The case is a serious one. It addresses itself to the conscience of every man, to see that he does not support in any way, as candidate for the Presidency, a man whose whole course of policy and opinions he is utterly opposed to. And it comes to this: Is there such a sense of the great duty which they owe to their fellow-men, to their children, and to generations yet unborn, such a sense of the necessity of preserving unimpaired the benefits and efficiency of our free, our noble institutions, such a sense of the deep responsibility that rests on them at this important crisis, such a sense of patriotism and integrity, that men will prefer their country to their party in the coming contest, or not? (Cries of " There is !” “ There is!”)
I believe it. And, to take the other hypothesis, if those who vote for Mr. Polk do not do it under the stimulus of party feeling, then it must be that they vote for him because they are opposed to Mr. Clay's principles.
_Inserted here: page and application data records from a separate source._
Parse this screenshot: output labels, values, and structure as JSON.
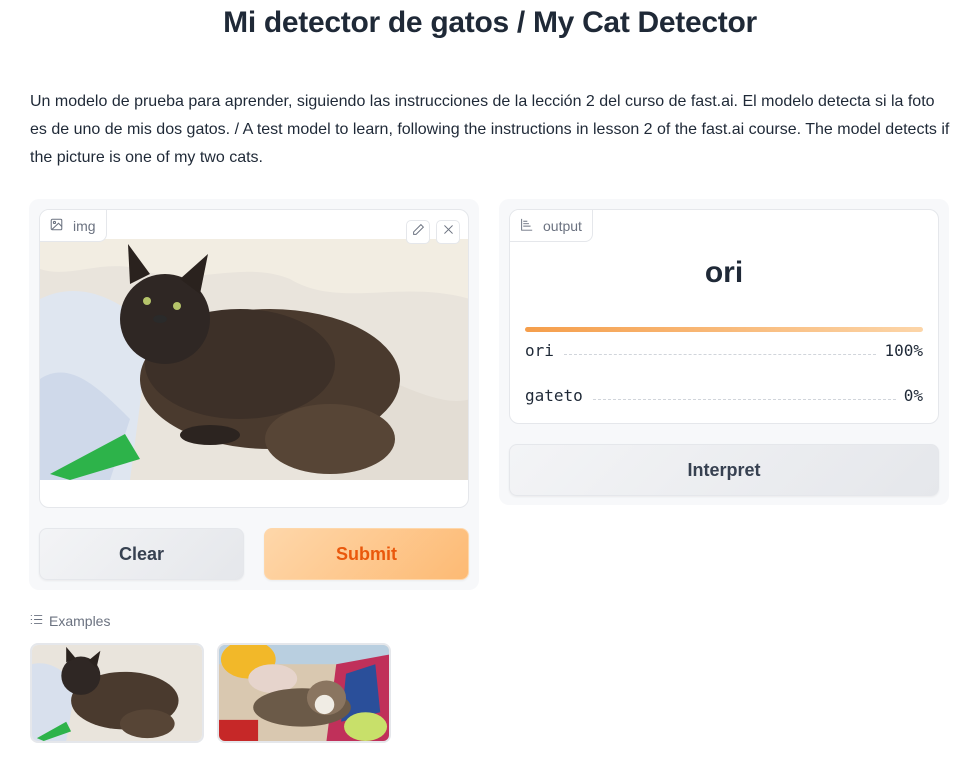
{
  "page": {
    "title": "Mi detector de gatos / My Cat Detector",
    "description": "Un modelo de prueba para aprender, siguiendo las instrucciones de la lección 2 del curso de fast.ai. El modelo detecta si la foto es de uno de mis dos gatos. / A test model to learn, following the instructions in lesson 2 of the fast.ai course. The model detects if the picture is one of my two cats."
  },
  "input": {
    "label": "img",
    "icon": "image-icon",
    "tools": [
      {
        "name": "edit",
        "icon": "pencil-icon"
      },
      {
        "name": "clear",
        "icon": "close-icon"
      }
    ],
    "image_description": "Dark long-haired cat lying on white bed sheets next to a green tube"
  },
  "buttons": {
    "clear": "Clear",
    "submit": "Submit",
    "interpret": "Interpret"
  },
  "output": {
    "label": "output",
    "icon": "bar-chart-icon",
    "predicted": "ori",
    "confidence_fraction": 1.0,
    "confidences": [
      {
        "label": "ori",
        "value": "100%"
      },
      {
        "label": "gateto",
        "value": "0%"
      }
    ]
  },
  "examples": {
    "label": "Examples",
    "icon": "list-icon",
    "items": [
      {
        "description": "Dark long-haired cat on white bed"
      },
      {
        "description": "Tabby cat lying among toys and blankets"
      }
    ]
  },
  "colors": {
    "primary_text": "#ea580c",
    "primary_bg": "#fdba74",
    "bar_start": "#f59e4b",
    "bar_end": "#fcd5a8"
  }
}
They may be supposed to say,
“ It is true that Mr. Clay is the most distinguished man, it is true that he has rendered infinitely more important services to his country than Mr. Polk, it is true that the country regards him with far more favor than his opponent, still his measures and principles, as he has avowed them, incline us to elect an inferior man, because we like the principles of the latter better, and believe that they will be more beneficial to the country." Very well. If that case be made out, then you and I, and all Pennsylvania and Massachusetts, are bound to take Mr. Polk. Because, if we suppose and believe that his principles and his measures will conform to our principles and our interests, and the interests of the country, and that Mr. Clay's principles and measures will not conform to our principles and our interests, and the interests of the country, then we are bound to take the second best.
And this leads us directly to the inquiry, What are the measures, principles, and opinions of the one and of the other, as sub